In this week’s Torah portion, Shelah Lekha, we read the famous “Spies” narrative. In this parasha, God commands Moses to send out twelve men, one from each of the tribes of Israel, to scout out the land of Canaan, the land that God has promised to the people of Israel. In Numbers 13:17-18, Moses tells these spies to “go up there into the Negev and on into the hill country, and see what kind of country it is. Are the people who dwell in it strong or weak, few or many?” Scouting out the land is no different than what professional sports teams do. A baseball team sends out an advanced scout to observe a team days before they play against each other, to note the opposition’s strengths and weaknesses. The Israelites were not promised a barren and empty land for the taking. The land that God had promised was a land inhabited by many nations.
The Israelites wanted to scout these nations, and the land itself, before moving forward on their journey. Such advanced scouting work makes sense, but it is interesting that God, who had promised this land to the chosen people, commands this act of scouting. If God promised this land, why does God need the Israelites to scout it out first? If God knew the Israelites would ultimately settle in this land, why are the Israelites concerned about the strength or size of the nations already dwelling in Canaan?
The answer is in the language of God’s command. In Numbers 13:2, God tells Moses Shelah lekha, to not just send spies, but to “send for yourself.” Such a scouting journey is not a journey that God needs (even if God commands this journey.) Rather, it is a journey that the people need to go on for themselves, to deepen their faith in God, and to deepen their faith in themselves.
As I learned from my father, Rabbi Kerry Olitzky, that Rabbi Nachman of Bratzlav taught that the book of Ezekiel begins with the verse “the Heavens opened and I saw visions of God,” because the first letter of each of these words in Hebrew form the Hebrew word Emunah, meaning ‘faith.’ When you believe in God, you see God. When one lacks faith in God, one has trouble seeing and also lacks faith in himself.
What are the journeys that we take in our own lives because they are journeys that we need to take for ourselves? Interestingly, such a journey had negative consequences and results. Still, it was an experience that the Israelites needed to have. Can we each grow in a failed experience? Is there value and personal growth in that experience, even when the results are negative? Is our faith only strengthened in the everyday miracles of our lives, or do we also find faith in God when we struggle and create doubt?

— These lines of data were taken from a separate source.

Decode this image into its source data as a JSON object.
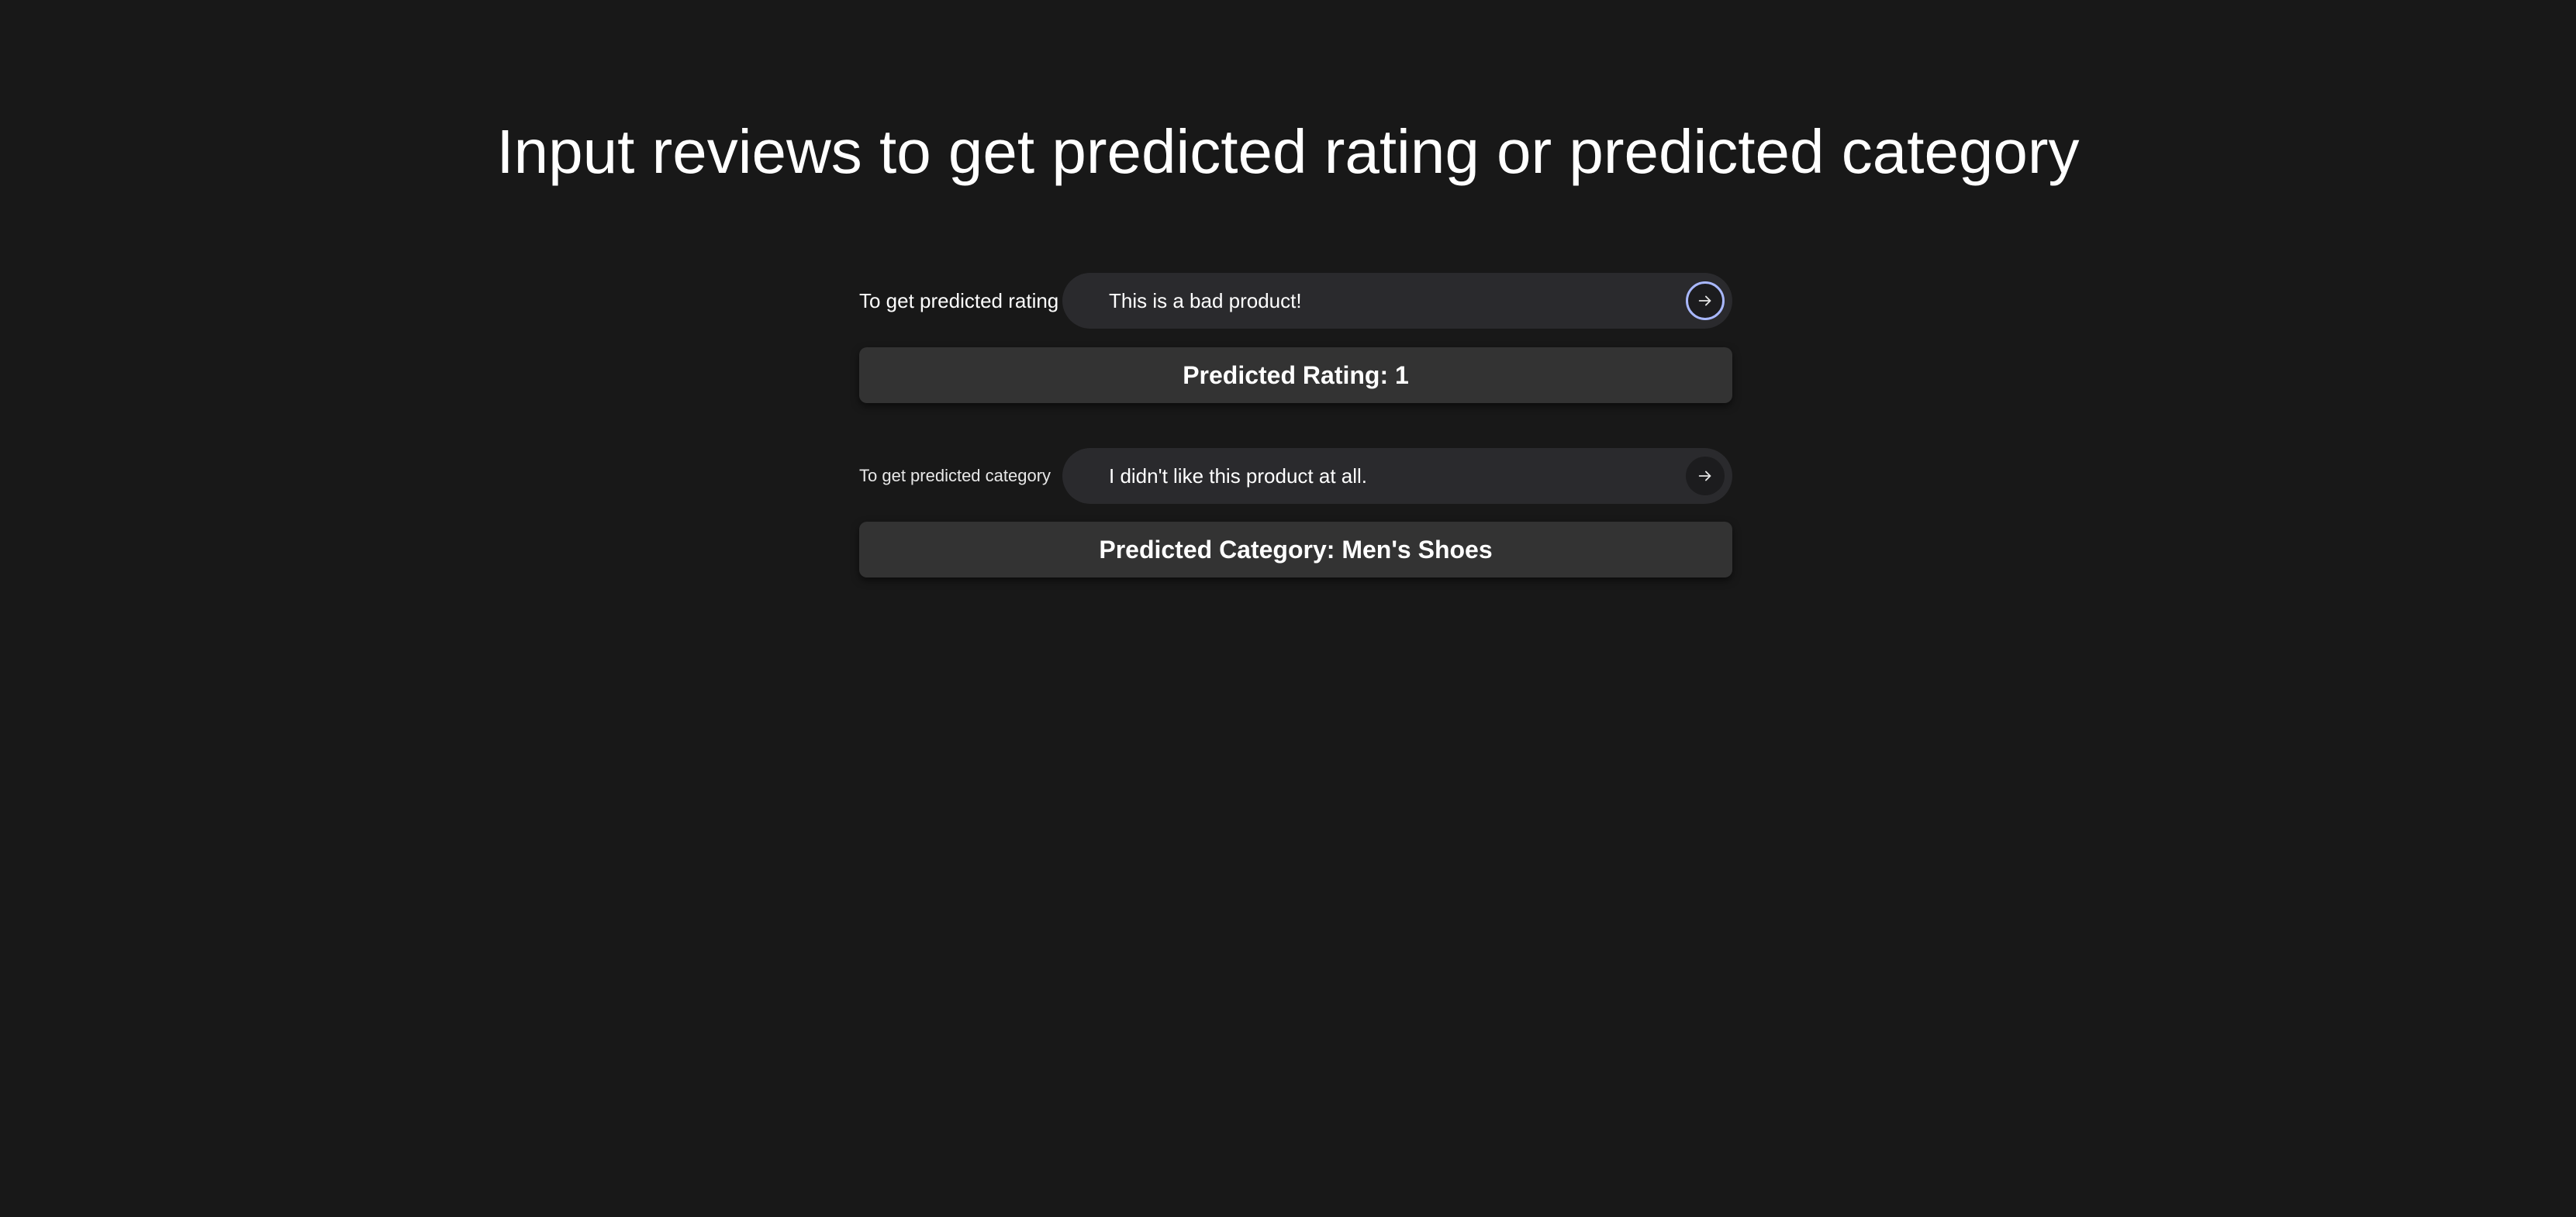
{
  "page": {
    "title": "Input reviews to get predicted rating or predicted category"
  },
  "rating_form": {
    "label": "To get predicted rating",
    "input_value": "This is a bad product!",
    "submit_icon": "arrow-right-icon",
    "result_text": "Predicted Rating: 1"
  },
  "category_form": {
    "label": "To get predicted category",
    "input_value": "I didn't like this product at all.",
    "submit_icon": "arrow-right-icon",
    "result_text": "Predicted Category: Men's Shoes"
  },
  "colors": {
    "background": "#181818",
    "input_background": "#2a2a2d",
    "result_background": "#333333",
    "focus_ring": "#a9b8ff"
  }
}
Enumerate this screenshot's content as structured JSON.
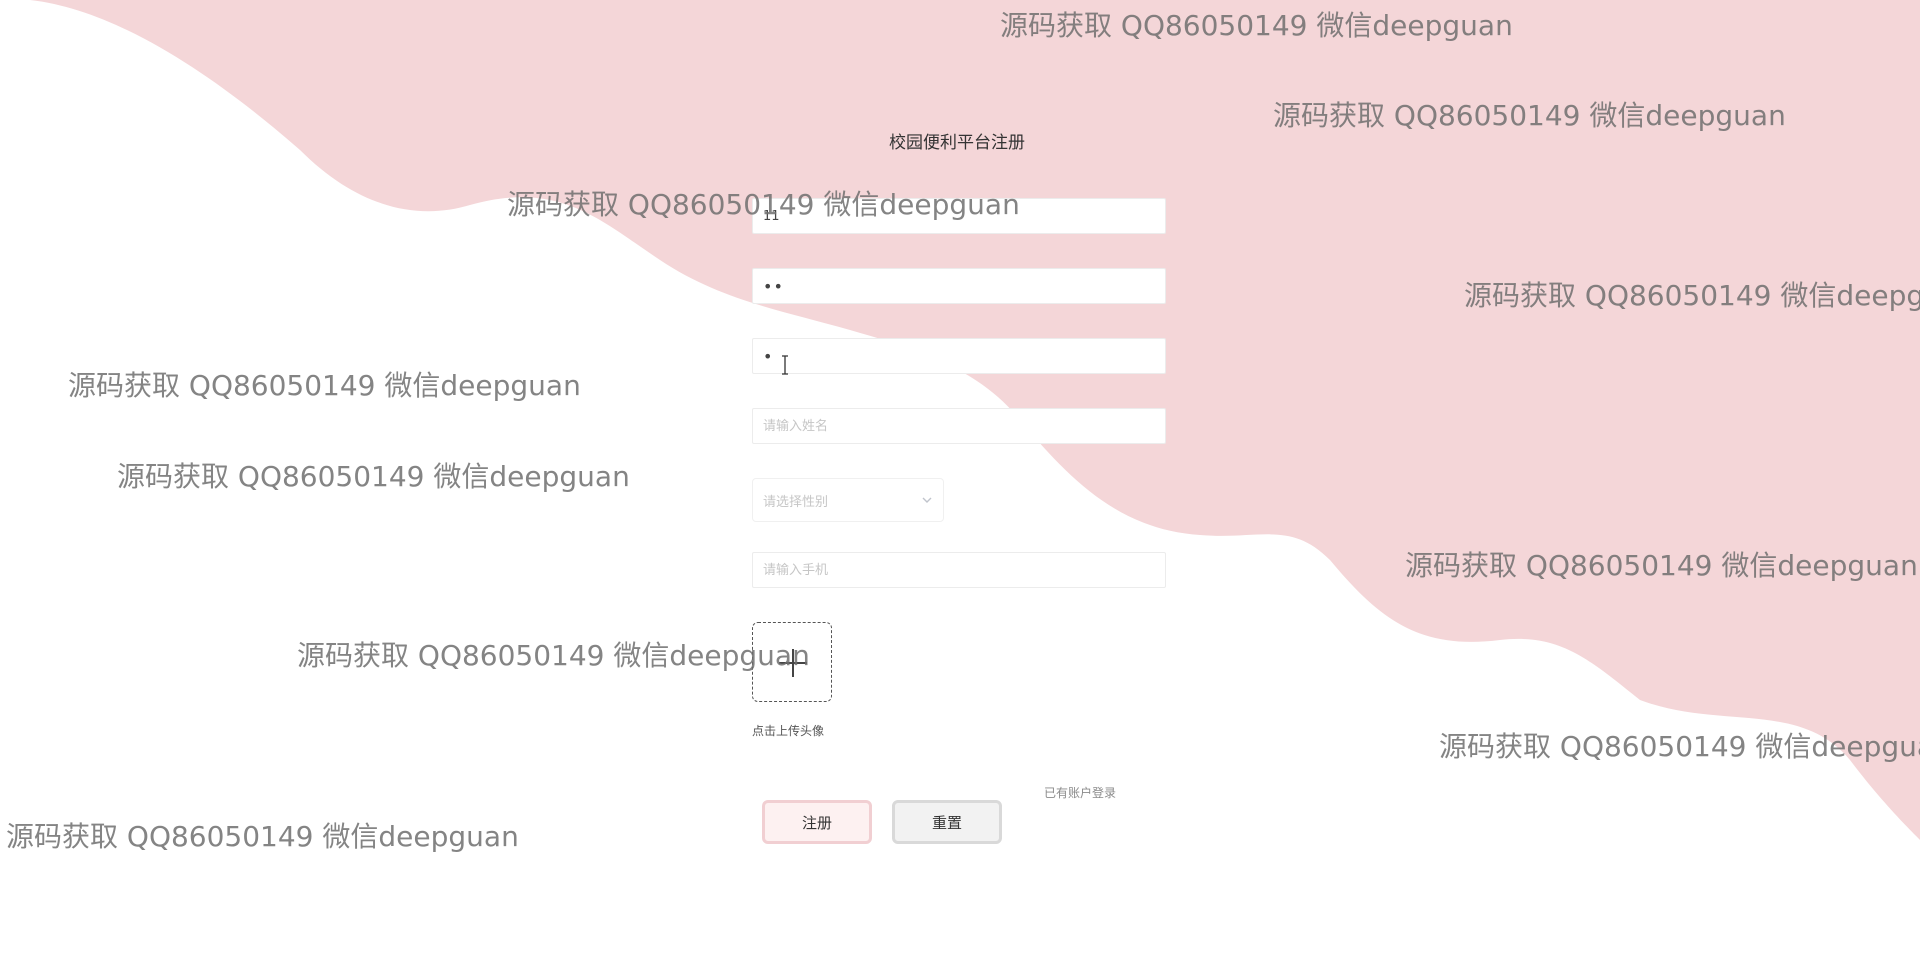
{
  "page": {
    "title": "校园便利平台注册"
  },
  "colors": {
    "wave_pink": "#f4d6d8",
    "background": "#ffffff",
    "register_border": "#f1cfd2",
    "reset_border": "#d9d9d9"
  },
  "form": {
    "account_value": "11",
    "password_value": "••",
    "confirm_value": "•",
    "name_placeholder": "请输入姓名",
    "gender_placeholder": "请选择性别",
    "phone_placeholder": "请输入手机",
    "upload_hint": "点击上传头像",
    "login_link": "已有账户登录",
    "register_label": "注册",
    "reset_label": "重置"
  },
  "icons": {
    "gender_chevron": "chevron-down-icon",
    "upload": "plus-icon",
    "cursor": "text-cursor-icon"
  },
  "watermark": {
    "text": "源码获取 QQ86050149 微信deepguan"
  }
}
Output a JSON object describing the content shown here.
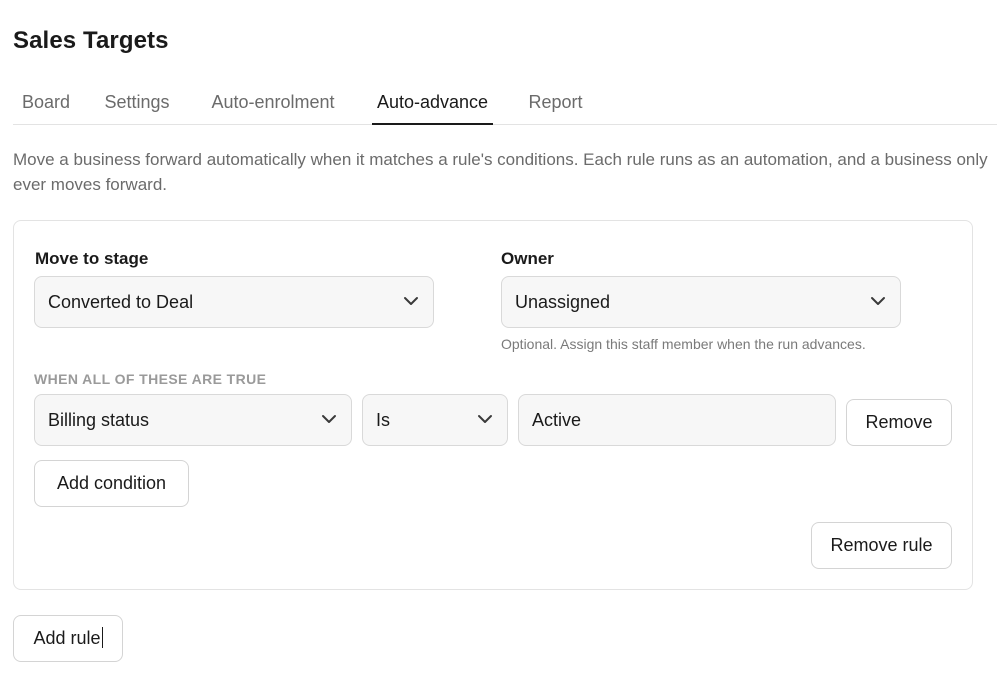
{
  "page": {
    "title": "Sales Targets"
  },
  "tabs": [
    {
      "label": "Board",
      "active": false
    },
    {
      "label": "Settings",
      "active": false
    },
    {
      "label": "Auto-enrolment",
      "active": false
    },
    {
      "label": "Auto-advance",
      "active": true
    },
    {
      "label": "Report",
      "active": false
    }
  ],
  "description": "Move a business forward automatically when it matches a rule's conditions. Each rule runs as an automation, and a business only ever moves forward.",
  "rule": {
    "move_to_stage": {
      "label": "Move to stage",
      "value": "Converted to Deal"
    },
    "owner": {
      "label": "Owner",
      "value": "Unassigned",
      "helper": "Optional. Assign this staff member when the run advances."
    },
    "conditions_label": "WHEN ALL OF THESE ARE TRUE",
    "conditions": [
      {
        "field": "Billing status",
        "operator": "Is",
        "value": "Active",
        "remove_label": "Remove"
      }
    ],
    "add_condition_label": "Add condition",
    "remove_rule_label": "Remove rule"
  },
  "add_rule_label": "Add rule",
  "icons": {
    "dropdown": "chevron-down-icon"
  }
}
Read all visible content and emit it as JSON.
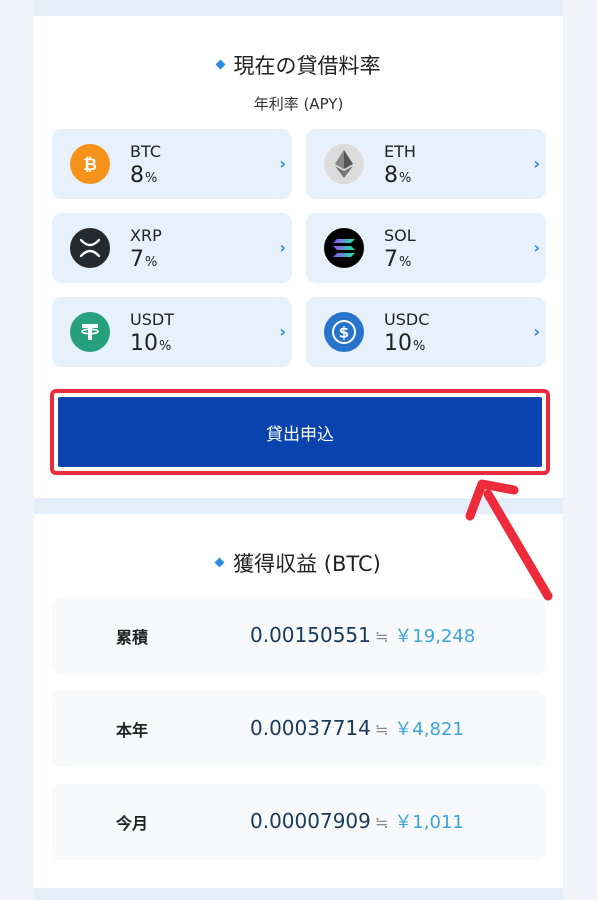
{
  "lending": {
    "title": "現在の貸借料率",
    "subtitle": "年利率 (APY)",
    "percent_unit": "%",
    "coins": [
      {
        "symbol": "BTC",
        "rate": "8",
        "icon": "bitcoin-icon",
        "color": "#f7931a"
      },
      {
        "symbol": "ETH",
        "rate": "8",
        "icon": "ethereum-icon",
        "color": "#d9d9d9"
      },
      {
        "symbol": "XRP",
        "rate": "7",
        "icon": "xrp-icon",
        "color": "#23292f"
      },
      {
        "symbol": "SOL",
        "rate": "7",
        "icon": "solana-icon",
        "color": "#000000"
      },
      {
        "symbol": "USDT",
        "rate": "10",
        "icon": "tether-icon",
        "color": "#26a17b"
      },
      {
        "symbol": "USDC",
        "rate": "10",
        "icon": "usdc-icon",
        "color": "#2775ca"
      }
    ],
    "apply_label": "貸出申込"
  },
  "earnings": {
    "title": "獲得収益 (BTC)",
    "approx_symbol": "≒",
    "rows": [
      {
        "label": "累積",
        "btc": "0.00150551",
        "jpy": "￥19,248"
      },
      {
        "label": "本年",
        "btc": "0.00037714",
        "jpy": "￥4,821"
      },
      {
        "label": "今月",
        "btc": "0.00007909",
        "jpy": "￥1,011"
      }
    ]
  },
  "colors": {
    "accent": "#2a8be0",
    "button": "#0a43ad",
    "highlight": "#ee2b3a"
  }
}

May we all have faith in ourselves, and in turn find faith in God. Shabbat Shalom!
-Rabbi Jesse M. Olitzky